This 4th of July we wanted to just relax and stay at home. We love going up north and hanging with friends or watching the fireworks at my parent’s cabin, but the dealing with traffic did not seem like a good way to spend our time off. Plus this summer is so packed with long weekends away and different events that we wanted to spend some time at home and still do something fun.
We had read about someone else’s experience at Island Lake Recreation Area’s Canoe-Campground before and thought it would be a perfect stay-cation. It’s under 30 minutes from our house, but it’s still a different activity in a place that feels four hours north. We love camping, but busy weekends like the 4th have campgrounds filled with RV’s and people stacked on each other like sardines, not really a relaxing way to spend a weekend.
The fact that these camps are secluded and only accessible by the river had us sold right away. There are two campground that are reservable over the phone for a minimal price, call the number on their website in order to check availability and claim your spot. You can leave your car in the parking lot there for free as long as you have a recreational passport on your license plate.
The camp sites themselves are really nice and pretty big. We only had our small tent there, but it had plenty of room for several tents and gear if you were going with a bigger group. There are only vault potties, so be prepared to hold your breath when needed. There was also some firewood left on the site, but for the most part you need to bring your own.
In order to deal with the pick up/drop off vs. paddling upstream the way we came, we ended up driving two cars and leaving the truck where we started and my car where we would end the trip. That way once we were done, I drove my car to the beginning, picked up the truck, then went back for my husband and the kayaks. After everything was loaded up again we went back one last time to grab my car then headed home. A little chaotic but it was way easier than paddling up stream.
If there isn’t a way to have a car at the drop off and pick up spots, check with local canoe liveries like Heavner Canoe Rental or Village Canoe Rental to see about getting a ride back to your vehicle when you’re done with your trip.
We started off at the dam at Kent Lake inside of Island Lake Recreation Area. From there it’s about a 4 mile trek down the river with the current to the campsites. The river itself seemed a bit more challenging than other spots of The Huron: shallow (due to no rain) and a lot of trees down that meant some interesting maneuvers. We didn’t have any spills though and people were doing just fine in heavier canoes and with less experience. The journey from the dam to the campgrounds took us about 3 hours since we were relaxing more than paddling, but still left us pretty tired by the time that we arrived.
In the morning after we packed up, we paddled down to Placeway Picnic Area to end the trip. It was about a mile, 30 minutes, or so from the campsite, and it was really peaceful in the calm of the morning. We were pretty sore from yesterday’s excursions, so we let the current take us for most of the trip.
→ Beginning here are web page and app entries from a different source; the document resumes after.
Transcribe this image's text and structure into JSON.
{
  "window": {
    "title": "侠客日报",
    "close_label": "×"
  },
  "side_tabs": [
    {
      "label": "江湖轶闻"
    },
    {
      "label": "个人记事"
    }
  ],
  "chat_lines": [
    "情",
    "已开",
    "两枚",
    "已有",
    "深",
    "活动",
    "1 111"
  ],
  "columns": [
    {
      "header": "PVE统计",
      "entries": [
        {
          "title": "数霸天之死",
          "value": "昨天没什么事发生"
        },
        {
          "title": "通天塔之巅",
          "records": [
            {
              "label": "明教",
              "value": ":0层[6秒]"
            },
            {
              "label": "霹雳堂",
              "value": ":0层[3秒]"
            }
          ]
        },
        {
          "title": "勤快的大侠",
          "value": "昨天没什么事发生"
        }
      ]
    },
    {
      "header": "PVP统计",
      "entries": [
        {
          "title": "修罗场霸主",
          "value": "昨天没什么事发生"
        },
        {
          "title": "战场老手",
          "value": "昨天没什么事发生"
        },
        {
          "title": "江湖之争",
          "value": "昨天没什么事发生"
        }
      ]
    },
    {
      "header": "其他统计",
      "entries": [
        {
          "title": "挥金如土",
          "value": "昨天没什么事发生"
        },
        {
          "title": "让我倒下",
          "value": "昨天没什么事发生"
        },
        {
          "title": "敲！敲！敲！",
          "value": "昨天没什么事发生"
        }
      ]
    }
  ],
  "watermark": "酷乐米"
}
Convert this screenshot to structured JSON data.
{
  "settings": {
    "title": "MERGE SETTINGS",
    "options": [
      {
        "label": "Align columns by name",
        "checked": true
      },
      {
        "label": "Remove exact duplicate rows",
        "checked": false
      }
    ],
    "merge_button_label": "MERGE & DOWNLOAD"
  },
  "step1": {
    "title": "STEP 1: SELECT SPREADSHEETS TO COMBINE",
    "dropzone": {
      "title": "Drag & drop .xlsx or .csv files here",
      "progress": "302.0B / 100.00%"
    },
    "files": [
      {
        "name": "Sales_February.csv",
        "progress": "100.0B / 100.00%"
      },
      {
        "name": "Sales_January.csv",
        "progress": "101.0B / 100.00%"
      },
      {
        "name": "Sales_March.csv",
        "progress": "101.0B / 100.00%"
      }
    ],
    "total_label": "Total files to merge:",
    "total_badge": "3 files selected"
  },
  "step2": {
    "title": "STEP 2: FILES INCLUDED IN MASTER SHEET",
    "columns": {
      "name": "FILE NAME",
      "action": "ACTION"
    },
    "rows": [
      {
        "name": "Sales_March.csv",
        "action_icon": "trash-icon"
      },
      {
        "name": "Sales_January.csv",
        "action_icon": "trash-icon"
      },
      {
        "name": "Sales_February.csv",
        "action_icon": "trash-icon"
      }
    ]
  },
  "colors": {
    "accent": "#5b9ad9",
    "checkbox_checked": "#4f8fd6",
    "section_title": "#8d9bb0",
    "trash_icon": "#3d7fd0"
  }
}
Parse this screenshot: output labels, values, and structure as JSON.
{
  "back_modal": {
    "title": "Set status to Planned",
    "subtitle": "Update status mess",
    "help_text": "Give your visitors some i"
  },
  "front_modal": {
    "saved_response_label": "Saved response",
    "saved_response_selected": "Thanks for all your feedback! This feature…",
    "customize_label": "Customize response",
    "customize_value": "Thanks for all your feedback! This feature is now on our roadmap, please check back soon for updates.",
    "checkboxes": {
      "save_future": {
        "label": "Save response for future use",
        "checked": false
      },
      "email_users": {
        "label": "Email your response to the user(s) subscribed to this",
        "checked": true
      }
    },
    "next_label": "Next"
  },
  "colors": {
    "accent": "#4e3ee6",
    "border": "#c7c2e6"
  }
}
You can add to the trip by starting further up the river in Kensington Metro Park or up in Milford, but for us this was the perfect amount of time. Here’s a great map of the Huron to help you plan where you can start and end your trip from.
For food we decided to keep it simple and easy since it was our first time kayak camping. We roasted hot dogs and s’mores over the fire and enjoyed breakfast burritos I made at home for breakfast. There’s all of these fun and unique cooking recipes on Pinterest to try, but it was easier not to worry about cooking anything too complicated or forgetting something necessary at home.
I froze the burritos and the hotdogs (along with the chocolate) and put in a soft-sided cooler (easy to shove in small spaces) with some freezer bricks, a frozen water bottle, and some cold brews. It ended up staying cold all trip. We did bring our small cooking stove as a back up and to boil water for coffee in the morning; we got this silicone coffee filter a while back and it worked great (similar here).
We kayak pretty regularly, but never packing more than a cooler of tasty treats, so the thought of piling our camping stuff along for the ride was a bit overwhelming. I would definitely recommend practicing packing your kayak before you leave to make sure that everything fits and you can easily get it all organized when you’re by the river. Here’s a list of things that I wish we had packed but unfortunately forgot (it’s a learning experience):
Camp Shoes – all I brought was my river shoes so my feet were soaked all trip
More Drinks – I definitely underestimated how much we would need!
Long Sleeved Apparel – Keep the bugs off at night and for when the sun goes down
More Snacks – we were starving by the time we got off the river, so we basically went through all of the trail mix and granola bars we packed. Next time I think I’m going to try this bonfire popcorn and bring some more extra goodies.
Extra Firewood – somehow we managed to keep the fire going up until we were ready for bed, but we probably could’ve done with some more to be safe. The hard part is bringing it in. My husband’s kayak had a lot of deep pockets since it’s a fishing kayak, and that ending up being a perfect place to keep it all dry.
Overall it was a great way to spend a holiday weekend night. It was shockingly peaceful and it felt like our own piece of paradise. I’ll never forget the number of fireflies dancing at night or how we somehow kept the fire going with what little firewood we had brought. I would definitely recommend going and finding a little adventure!
How did you spend your holiday weekend?